| WORK TASK |
Give the data below again exactly as written, without its pictures.

┌─ DATA FOR THE TASK

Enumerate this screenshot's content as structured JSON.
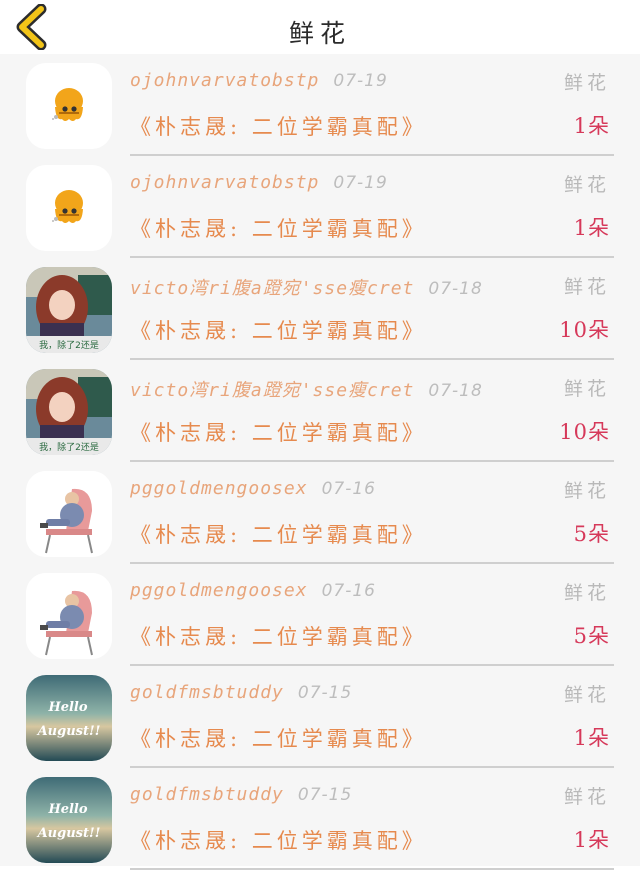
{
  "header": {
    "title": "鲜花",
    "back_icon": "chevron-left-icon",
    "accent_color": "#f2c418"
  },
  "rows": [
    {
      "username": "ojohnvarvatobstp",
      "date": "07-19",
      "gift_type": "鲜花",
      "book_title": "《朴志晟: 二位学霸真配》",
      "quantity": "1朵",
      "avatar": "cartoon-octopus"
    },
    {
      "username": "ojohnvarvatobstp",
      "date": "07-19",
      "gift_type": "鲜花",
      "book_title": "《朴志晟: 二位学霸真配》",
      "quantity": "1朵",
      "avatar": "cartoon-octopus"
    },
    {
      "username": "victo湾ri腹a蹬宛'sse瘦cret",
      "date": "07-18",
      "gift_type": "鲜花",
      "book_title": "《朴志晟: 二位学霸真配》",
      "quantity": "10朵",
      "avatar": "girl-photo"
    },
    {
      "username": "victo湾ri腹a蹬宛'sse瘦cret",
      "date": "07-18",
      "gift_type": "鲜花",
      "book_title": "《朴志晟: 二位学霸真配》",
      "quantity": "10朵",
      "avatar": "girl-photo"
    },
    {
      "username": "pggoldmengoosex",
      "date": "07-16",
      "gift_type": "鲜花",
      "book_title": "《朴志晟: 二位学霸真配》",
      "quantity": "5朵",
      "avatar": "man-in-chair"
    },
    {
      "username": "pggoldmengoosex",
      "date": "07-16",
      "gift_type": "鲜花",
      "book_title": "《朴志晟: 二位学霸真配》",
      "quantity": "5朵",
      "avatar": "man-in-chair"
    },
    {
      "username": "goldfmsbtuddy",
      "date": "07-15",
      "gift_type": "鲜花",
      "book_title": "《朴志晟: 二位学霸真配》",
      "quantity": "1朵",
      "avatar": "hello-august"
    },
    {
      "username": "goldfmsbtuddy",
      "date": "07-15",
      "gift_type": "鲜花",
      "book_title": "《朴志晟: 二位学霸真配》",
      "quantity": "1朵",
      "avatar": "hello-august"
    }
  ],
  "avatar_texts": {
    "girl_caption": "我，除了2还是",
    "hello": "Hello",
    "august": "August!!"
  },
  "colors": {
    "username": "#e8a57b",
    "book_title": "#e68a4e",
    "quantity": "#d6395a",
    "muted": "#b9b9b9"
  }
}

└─

| WRITTEN RESPONSE |
Enumerate this screenshot's content as structured JSON.
{
  "header": {
    "title": "鲜花",
    "back_icon": "chevron-left-icon",
    "accent_color": "#f2c418"
  },
  "rows": [
    {
      "username": "ojohnvarvatobstp",
      "date": "07-19",
      "gift_type": "鲜花",
      "book_title": "《朴志晟: 二位学霸真配》",
      "quantity": "1朵",
      "avatar": "cartoon-octopus"
    },
    {
      "username": "ojohnvarvatobstp",
      "date": "07-19",
      "gift_type": "鲜花",
      "book_title": "《朴志晟: 二位学霸真配》",
      "quantity": "1朵",
      "avatar": "cartoon-octopus"
    },
    {
      "username": "victo湾ri腹a蹬宛'sse瘦cret",
      "date": "07-18",
      "gift_type": "鲜花",
      "book_title": "《朴志晟: 二位学霸真配》",
      "quantity": "10朵",
      "avatar": "girl-photo"
    },
    {
      "username": "victo湾ri腹a蹬宛'sse瘦cret",
      "date": "07-18",
      "gift_type": "鲜花",
      "book_title": "《朴志晟: 二位学霸真配》",
      "quantity": "10朵",
      "avatar": "girl-photo"
    },
    {
      "username": "pggoldmengoosex",
      "date": "07-16",
      "gift_type": "鲜花",
      "book_title": "《朴志晟: 二位学霸真配》",
      "quantity": "5朵",
      "avatar": "man-in-chair"
    },
    {
      "username": "pggoldmengoosex",
      "date": "07-16",
      "gift_type": "鲜花",
      "book_title": "《朴志晟: 二位学霸真配》",
      "quantity": "5朵",
      "avatar": "man-in-chair"
    },
    {
      "username": "goldfmsbtuddy",
      "date": "07-15",
      "gift_type": "鲜花",
      "book_title": "《朴志晟: 二位学霸真配》",
      "quantity": "1朵",
      "avatar": "hello-august"
    },
    {
      "username": "goldfmsbtuddy",
      "date": "07-15",
      "gift_type": "鲜花",
      "book_title": "《朴志晟: 二位学霸真配》",
      "quantity": "1朵",
      "avatar": "hello-august"
    }
  ],
  "avatar_texts": {
    "girl_caption": "我，除了2还是",
    "hello": "Hello",
    "august": "August!!"
  },
  "colors": {
    "username": "#e8a57b",
    "book_title": "#e68a4e",
    "quantity": "#d6395a",
    "muted": "#b9b9b9"
  }
}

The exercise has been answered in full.